Records drawn from a dataset
++++++
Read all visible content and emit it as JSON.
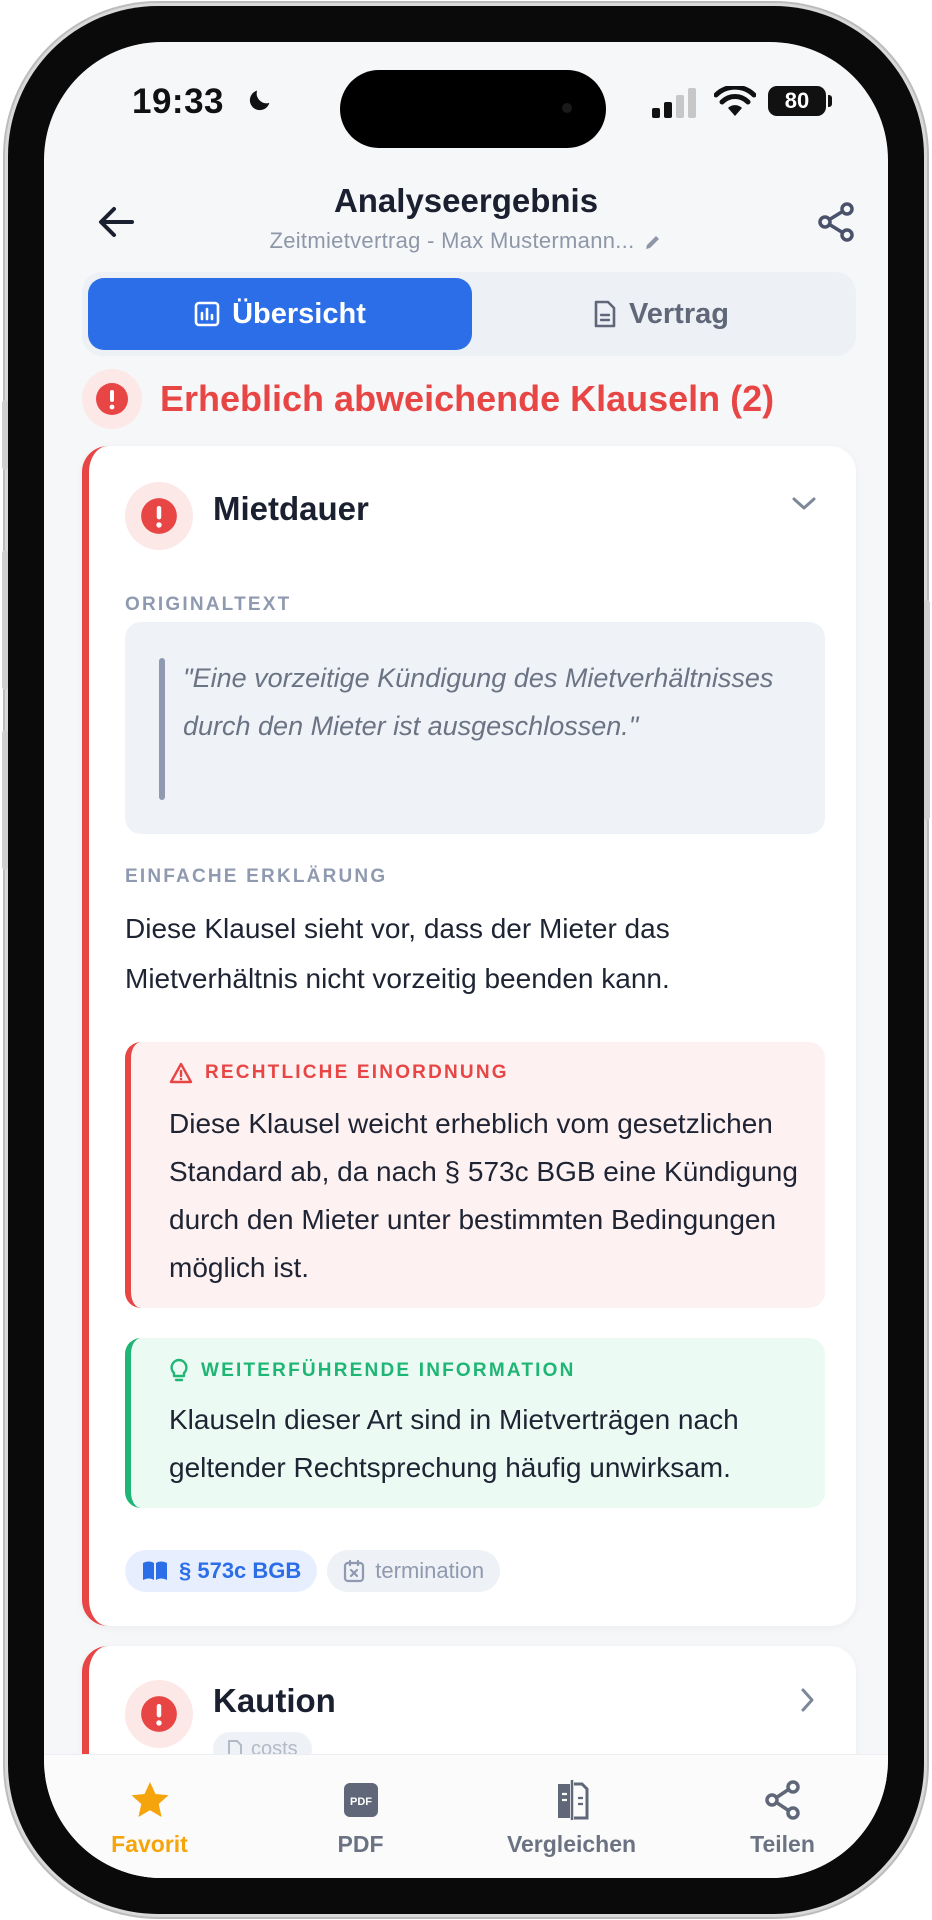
{
  "status_bar": {
    "time": "19:33",
    "battery": "80"
  },
  "header": {
    "title": "Analyseergebnis",
    "subtitle": "Zeitmietvertrag - Max Mustermann..."
  },
  "tabs": {
    "overview": "Übersicht",
    "contract": "Vertrag"
  },
  "section": {
    "title": "Erheblich abweichende Klauseln (2)"
  },
  "clause1": {
    "title": "Mietdauer",
    "original_label": "ORIGINALTEXT",
    "original_text": "\"Eine vorzeitige Kündigung des Mietverhältnisses durch den Mieter ist ausgeschlossen.\"",
    "explanation_label": "EINFACHE ERKLÄRUNG",
    "explanation_text": "Diese Klausel sieht vor, dass der Mieter das Mietverhältnis nicht vorzeitig beenden kann.",
    "legal_label": "RECHTLICHE EINORDNUNG",
    "legal_text": "Diese Klausel weicht erheblich vom gesetzlichen Standard ab, da nach § 573c BGB eine Kündigung durch den Mieter unter bestimmten Bedingungen möglich ist.",
    "info_label": "WEITERFÜHRENDE INFORMATION",
    "info_text": "Klauseln dieser Art sind in Mietverträgen nach geltender Rechtsprechung häufig unwirksam.",
    "tags": [
      "§ 573c BGB",
      "termination"
    ]
  },
  "clause2": {
    "title": "Kaution",
    "tag": "costs"
  },
  "bottom_nav": {
    "favorite": "Favorit",
    "pdf": "PDF",
    "pdf_icon_text": "PDF",
    "compare": "Vergleichen",
    "share": "Teilen"
  },
  "colors": {
    "primary": "#2b6ee8",
    "danger": "#e84545",
    "success": "#1fb574",
    "favorite": "#f5a50b"
  }
}
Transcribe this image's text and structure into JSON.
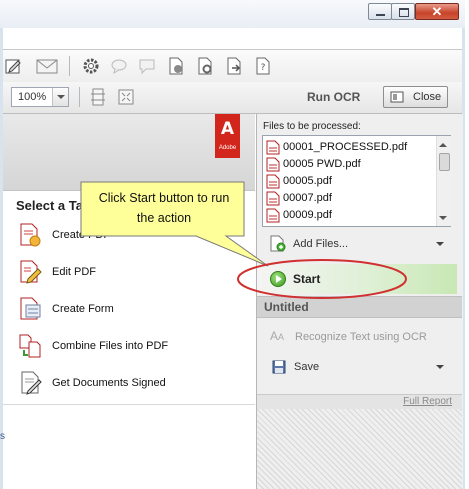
{
  "window": {
    "minimize_icon": "minimize-icon",
    "maximize_icon": "maximize-icon",
    "close_symbol": "✕"
  },
  "toolbar": {
    "icons": [
      "sign-icon",
      "email-icon",
      "gear-icon",
      "comment-icon",
      "sticky-note-icon",
      "pdf-settings-icon",
      "pdf-lock-icon",
      "pdf-export-icon",
      "pdf-help-icon"
    ],
    "zoom": "100%",
    "panel_title": "Run OCR",
    "close_label": "Close"
  },
  "adobe": {
    "logo_letter": "A",
    "wordmark": "Adobe"
  },
  "tasks": {
    "heading": "Select a Ta",
    "items": [
      {
        "label": "Create PDF",
        "icon": "create-pdf-icon"
      },
      {
        "label": "Edit PDF",
        "icon": "edit-pdf-icon"
      },
      {
        "label": "Create Form",
        "icon": "create-form-icon"
      },
      {
        "label": "Combine Files into PDF",
        "icon": "combine-files-icon"
      },
      {
        "label": "Get Documents Signed",
        "icon": "sign-document-icon"
      }
    ],
    "stub": "s"
  },
  "callout": {
    "line1": "Click Start button to run",
    "line2": "the action",
    "color": "#ffff99",
    "ellipse_color": "#d03030"
  },
  "ocr_panel": {
    "files_label": "Files to be processed:",
    "files": [
      "00001_PROCESSED.pdf",
      "00005 PWD.pdf",
      "00005.pdf",
      "00007.pdf",
      "00009.pdf"
    ],
    "add_files_label": "Add Files...",
    "start_label": "Start",
    "section_title": "Untitled",
    "recognize_label": "Recognize Text using OCR",
    "save_label": "Save",
    "full_report_label": "Full Report"
  }
}
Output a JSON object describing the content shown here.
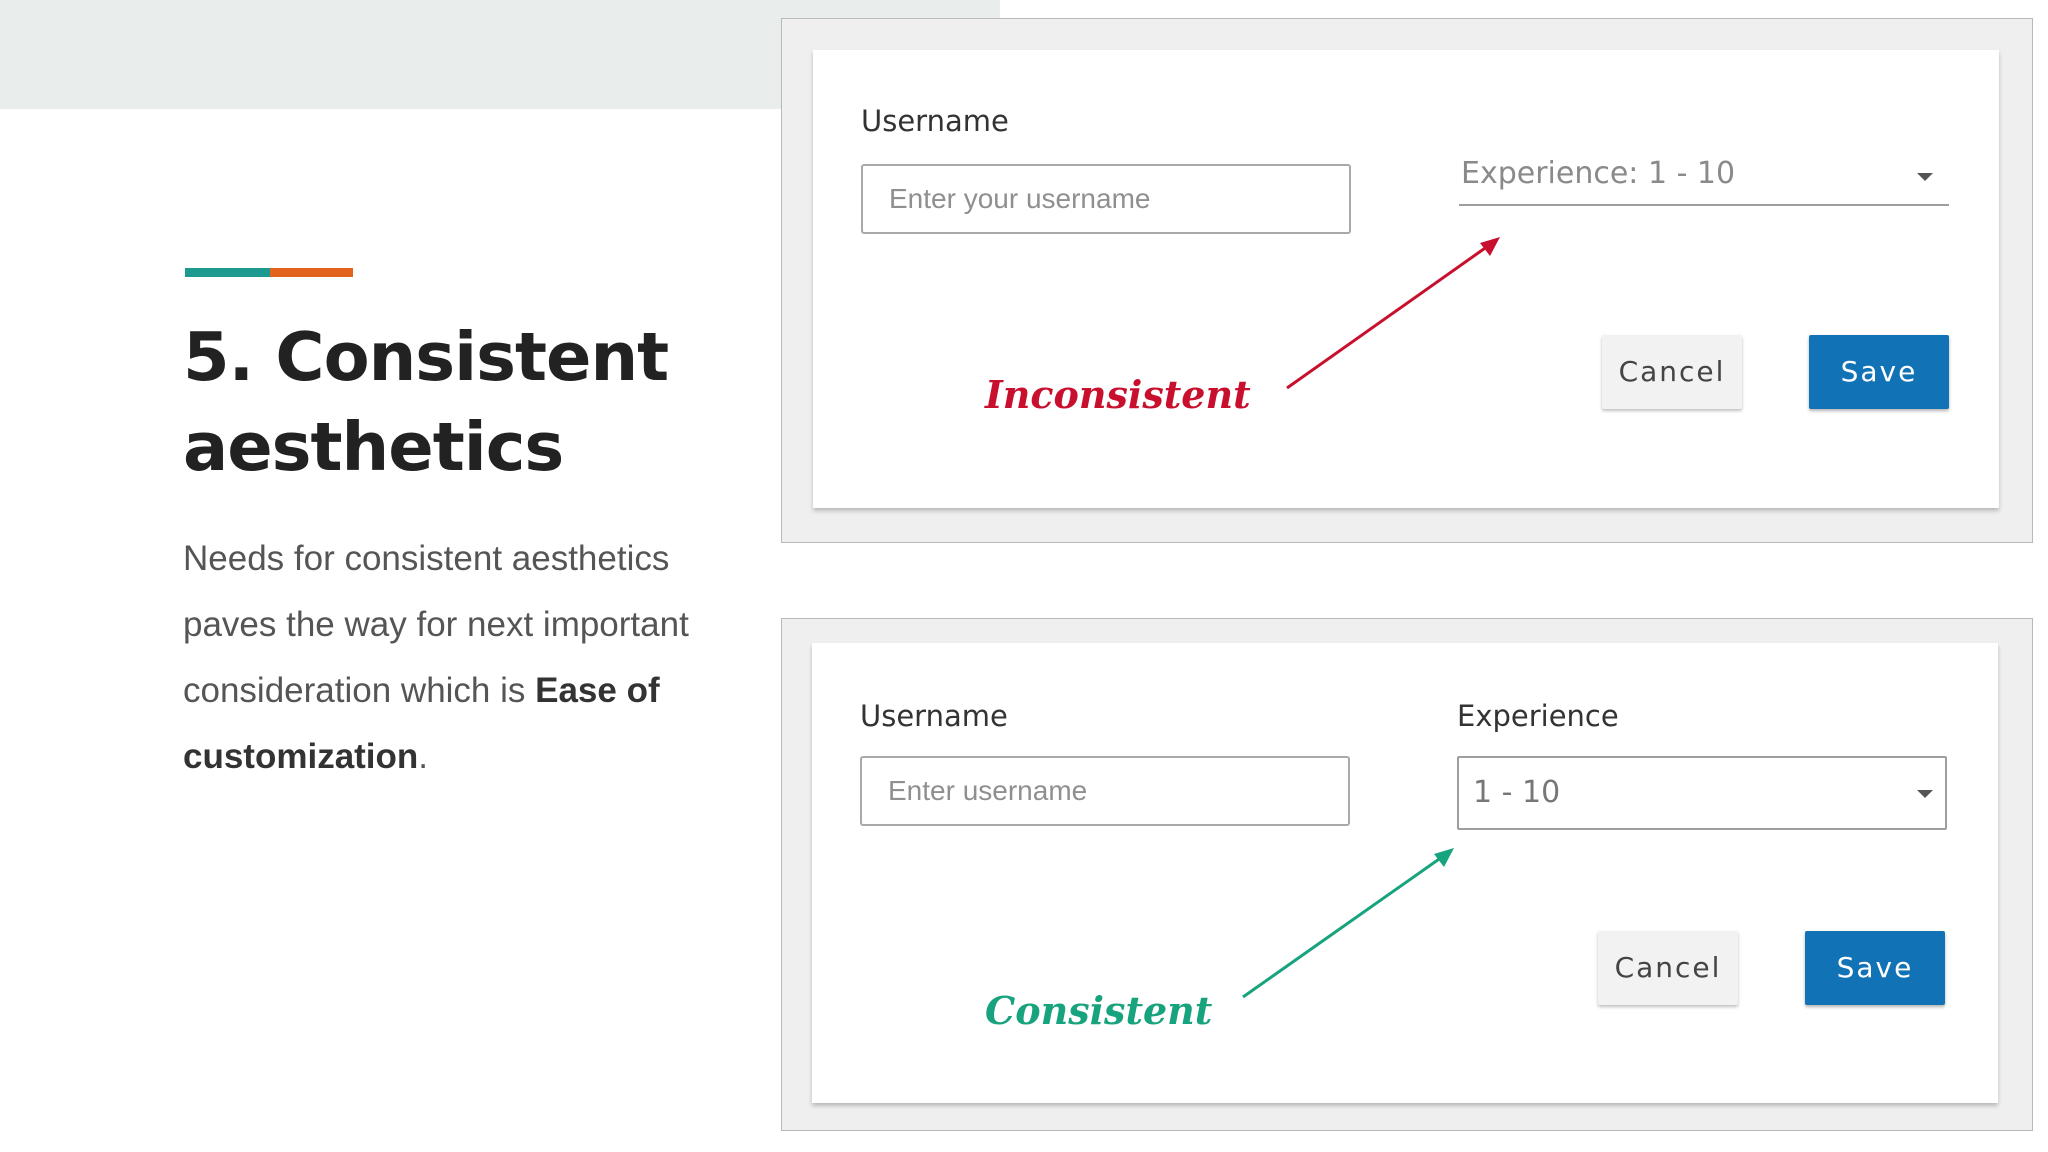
{
  "slide": {
    "title_line1": "5. Consistent",
    "title_line2": "aesthetics",
    "body_text": "Needs for consistent aesthetics paves the way for next important consideration which is ",
    "body_bold": "Ease of customization",
    "body_end": ".",
    "accent_colors": [
      "#1d9a8f",
      "#e2641c"
    ]
  },
  "top_example": {
    "username_label": "Username",
    "username_placeholder": "Enter your username",
    "experience_select": "Experience: 1 - 10",
    "cancel_label": "Cancel",
    "save_label": "Save",
    "annotation": "Inconsistent",
    "annotation_color": "#c8102e"
  },
  "bottom_example": {
    "username_label": "Username",
    "username_placeholder": "Enter username",
    "experience_label": "Experience",
    "experience_select": "1 - 10",
    "cancel_label": "Cancel",
    "save_label": "Save",
    "annotation": "Consistent",
    "annotation_color": "#17a37e"
  }
}
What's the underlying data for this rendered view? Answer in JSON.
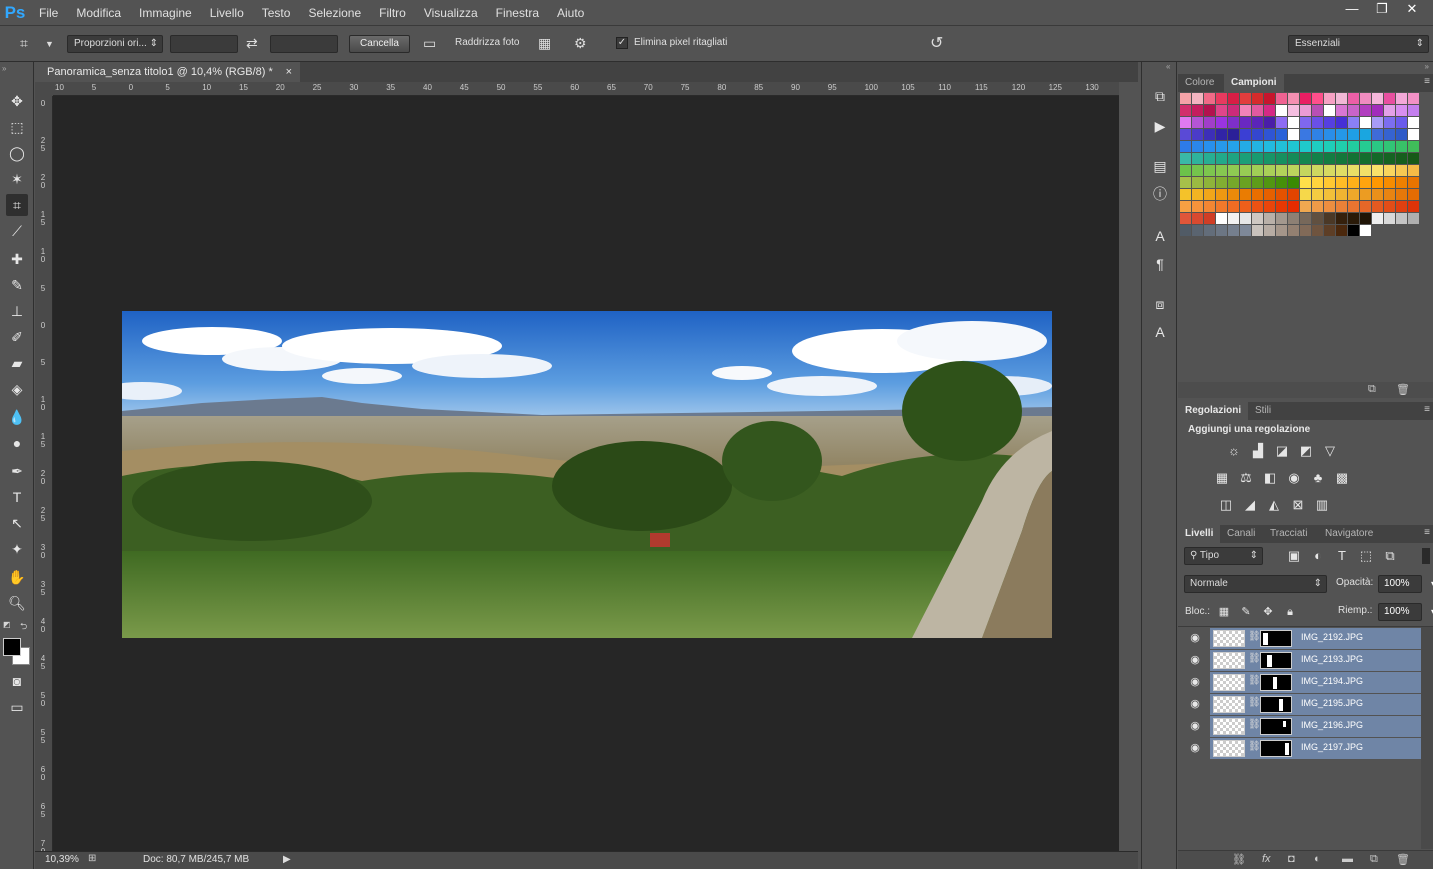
{
  "app": {
    "logo": "Ps"
  },
  "menu": [
    "File",
    "Modifica",
    "Immagine",
    "Livello",
    "Testo",
    "Selezione",
    "Filtro",
    "Visualizza",
    "Finestra",
    "Aiuto"
  ],
  "window_controls": {
    "minimize": "—",
    "restore": "❐",
    "close": "✕"
  },
  "options_bar": {
    "ratio_select": "Proporzioni ori...",
    "width_value": "",
    "height_value": "",
    "clear_button": "Cancella",
    "straighten_label": "Raddrizza foto",
    "delete_cropped_label": "Elimina pixel ritagliati",
    "delete_cropped_checked": true,
    "workspace_select": "Essenziali"
  },
  "document": {
    "tab_title": "Panoramica_senza titolo1 @ 10,4% (RGB/8) *",
    "tab_close": "×",
    "ruler_top": [
      "10",
      "5",
      "0",
      "5",
      "10",
      "15",
      "20",
      "25",
      "30",
      "35",
      "40",
      "45",
      "50",
      "55",
      "60",
      "65",
      "70",
      "75",
      "80",
      "85",
      "90",
      "95",
      "100",
      "105",
      "110",
      "115",
      "120",
      "125",
      "130"
    ],
    "ruler_left": [
      "0",
      "25",
      "20",
      "15",
      "10",
      "5",
      "0",
      "5",
      "10",
      "15",
      "20",
      "25",
      "30",
      "35",
      "40",
      "45",
      "50",
      "55",
      "60",
      "65",
      "70"
    ],
    "zoom": "10,39%",
    "doc_info": "Doc: 80,7 MB/245,7 MB"
  },
  "panels": {
    "swatches_tabs": [
      "Colore",
      "Campioni"
    ],
    "adjustments_tabs": [
      "Regolazioni",
      "Stili"
    ],
    "adjustments_heading": "Aggiungi una regolazione",
    "layers_tabs": [
      "Livelli",
      "Canali",
      "Tracciati",
      "Navigatore"
    ],
    "layers_filter": "Tipo",
    "blend_mode": "Normale",
    "opacity_label": "Opacità:",
    "opacity_value": "100%",
    "lock_label": "Bloc.:",
    "fill_label": "Riemp.:",
    "fill_value": "100%",
    "layers": [
      {
        "name": "IMG_2192.JPG"
      },
      {
        "name": "IMG_2193.JPG"
      },
      {
        "name": "IMG_2194.JPG"
      },
      {
        "name": "IMG_2195.JPG"
      },
      {
        "name": "IMG_2196.JPG"
      },
      {
        "name": "IMG_2197.JPG"
      }
    ]
  },
  "colors": {
    "selection": "#6f85a6",
    "canvas_bg": "#262626",
    "ui_bg": "#535353"
  }
}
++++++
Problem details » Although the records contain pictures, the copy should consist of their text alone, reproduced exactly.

Solution for this exercise »
Read all visible content and emit it as JSON.
{
  "status_bar": {
    "time": "19:33",
    "battery": "80"
  },
  "header": {
    "title": "Analyseergebnis",
    "subtitle": "Zeitmietvertrag - Max Mustermann..."
  },
  "tabs": {
    "overview": "Übersicht",
    "contract": "Vertrag"
  },
  "section": {
    "title": "Erheblich abweichende Klauseln (2)"
  },
  "clause1": {
    "title": "Mietdauer",
    "original_label": "ORIGINALTEXT",
    "original_text": "\"Eine vorzeitige Kündigung des Mietverhältnisses durch den Mieter ist ausgeschlossen.\"",
    "explanation_label": "EINFACHE ERKLÄRUNG",
    "explanation_text": "Diese Klausel sieht vor, dass der Mieter das Mietverhältnis nicht vorzeitig beenden kann.",
    "legal_label": "RECHTLICHE EINORDNUNG",
    "legal_text": "Diese Klausel weicht erheblich vom gesetzlichen Standard ab, da nach § 573c BGB eine Kündigung durch den Mieter unter bestimmten Bedingungen möglich ist.",
    "info_label": "WEITERFÜHRENDE INFORMATION",
    "info_text": "Klauseln dieser Art sind in Mietverträgen nach geltender Rechtsprechung häufig unwirksam.",
    "tags": [
      "§ 573c BGB",
      "termination"
    ]
  },
  "clause2": {
    "title": "Kaution",
    "tag": "costs"
  },
  "bottom_nav": {
    "favorite": "Favorit",
    "pdf": "PDF",
    "pdf_icon_text": "PDF",
    "compare": "Vergleichen",
    "share": "Teilen"
  },
  "colors": {
    "primary": "#2b6ee8",
    "danger": "#e84545",
    "success": "#1fb574",
    "favorite": "#f5a50b"
  }
}
Transcribe this image's text and structure into JSON.
{
  "window": {
    "minimize_icon": "minimize-icon",
    "maximize_icon": "maximize-icon",
    "close_symbol": "✕"
  },
  "toolbar": {
    "icons": [
      "sign-icon",
      "email-icon",
      "gear-icon",
      "comment-icon",
      "sticky-note-icon",
      "pdf-settings-icon",
      "pdf-lock-icon",
      "pdf-export-icon",
      "pdf-help-icon"
    ],
    "zoom": "100%",
    "panel_title": "Run OCR",
    "close_label": "Close"
  },
  "adobe": {
    "logo_letter": "A",
    "wordmark": "Adobe"
  },
  "tasks": {
    "heading": "Select a Ta",
    "items": [
      {
        "label": "Create PDF",
        "icon": "create-pdf-icon"
      },
      {
        "label": "Edit PDF",
        "icon": "edit-pdf-icon"
      },
      {
        "label": "Create Form",
        "icon": "create-form-icon"
      },
      {
        "label": "Combine Files into PDF",
        "icon": "combine-files-icon"
      },
      {
        "label": "Get Documents Signed",
        "icon": "sign-document-icon"
      }
    ],
    "stub": "s"
  },
  "callout": {
    "line1": "Click Start button to run",
    "line2": "the action",
    "color": "#ffff99",
    "ellipse_color": "#d03030"
  },
  "ocr_panel": {
    "files_label": "Files to be processed:",
    "files": [
      "00001_PROCESSED.pdf",
      "00005 PWD.pdf",
      "00005.pdf",
      "00007.pdf",
      "00009.pdf"
    ],
    "add_files_label": "Add Files...",
    "start_label": "Start",
    "section_title": "Untitled",
    "recognize_label": "Recognize Text using OCR",
    "save_label": "Save",
    "full_report_label": "Full Report"
  }
}
Output a JSON object describing the content shown here.
{
  "slide": {
    "title_line1": "5. Consistent",
    "title_line2": "aesthetics",
    "body_text": "Needs for consistent aesthetics paves the way for next important consideration which is ",
    "body_bold": "Ease of customization",
    "body_end": ".",
    "accent_colors": [
      "#1d9a8f",
      "#e2641c"
    ]
  },
  "top_example": {
    "username_label": "Username",
    "username_placeholder": "Enter your username",
    "experience_select": "Experience: 1 - 10",
    "cancel_label": "Cancel",
    "save_label": "Save",
    "annotation": "Inconsistent",
    "annotation_color": "#c8102e"
  },
  "bottom_example": {
    "username_label": "Username",
    "username_placeholder": "Enter username",
    "experience_label": "Experience",
    "experience_select": "1 - 10",
    "cancel_label": "Cancel",
    "save_label": "Save",
    "annotation": "Consistent",
    "annotation_color": "#17a37e"
  }
}
What's the underlying data for this rendered view? Answer in JSON.
{
  "app": {
    "logo": "Ps"
  },
  "menu": [
    "File",
    "Modifica",
    "Immagine",
    "Livello",
    "Testo",
    "Selezione",
    "Filtro",
    "Visualizza",
    "Finestra",
    "Aiuto"
  ],
  "window_controls": {
    "minimize": "—",
    "restore": "❐",
    "close": "✕"
  },
  "options_bar": {
    "ratio_select": "Proporzioni ori...",
    "width_value": "",
    "height_value": "",
    "clear_button": "Cancella",
    "straighten_label": "Raddrizza foto",
    "delete_cropped_label": "Elimina pixel ritagliati",
    "delete_cropped_checked": true,
    "workspace_select": "Essenziali"
  },
  "document": {
    "tab_title": "Panoramica_senza titolo1 @ 10,4% (RGB/8) *",
    "tab_close": "×",
    "ruler_top": [
      "10",
      "5",
      "0",
      "5",
      "10",
      "15",
      "20",
      "25",
      "30",
      "35",
      "40",
      "45",
      "50",
      "55",
      "60",
      "65",
      "70",
      "75",
      "80",
      "85",
      "90",
      "95",
      "100",
      "105",
      "110",
      "115",
      "120",
      "125",
      "130"
    ],
    "ruler_left": [
      "0",
      "25",
      "20",
      "15",
      "10",
      "5",
      "0",
      "5",
      "10",
      "15",
      "20",
      "25",
      "30",
      "35",
      "40",
      "45",
      "50",
      "55",
      "60",
      "65",
      "70"
    ],
    "zoom": "10,39%",
    "doc_info": "Doc: 80,7 MB/245,7 MB"
  },
  "panels": {
    "swatches_tabs": [
      "Colore",
      "Campioni"
    ],
    "adjustments_tabs": [
      "Regolazioni",
      "Stili"
    ],
    "adjustments_heading": "Aggiungi una regolazione",
    "layers_tabs": [
      "Livelli",
      "Canali",
      "Tracciati",
      "Navigatore"
    ],
    "layers_filter": "Tipo",
    "blend_mode": "Normale",
    "opacity_label": "Opacità:",
    "opacity_value": "100%",
    "lock_label": "Bloc.:",
    "fill_label": "Riemp.:",
    "fill_value": "100%",
    "layers": [
      {
        "name": "IMG_2192.JPG"
      },
      {
        "name": "IMG_2193.JPG"
      },
      {
        "name": "IMG_2194.JPG"
      },
      {
        "name": "IMG_2195.JPG"
      },
      {
        "name": "IMG_2196.JPG"
      },
      {
        "name": "IMG_2197.JPG"
      }
    ]
  },
  "colors": {
    "selection": "#6f85a6",
    "canvas_bg": "#262626",
    "ui_bg": "#535353"
  }
}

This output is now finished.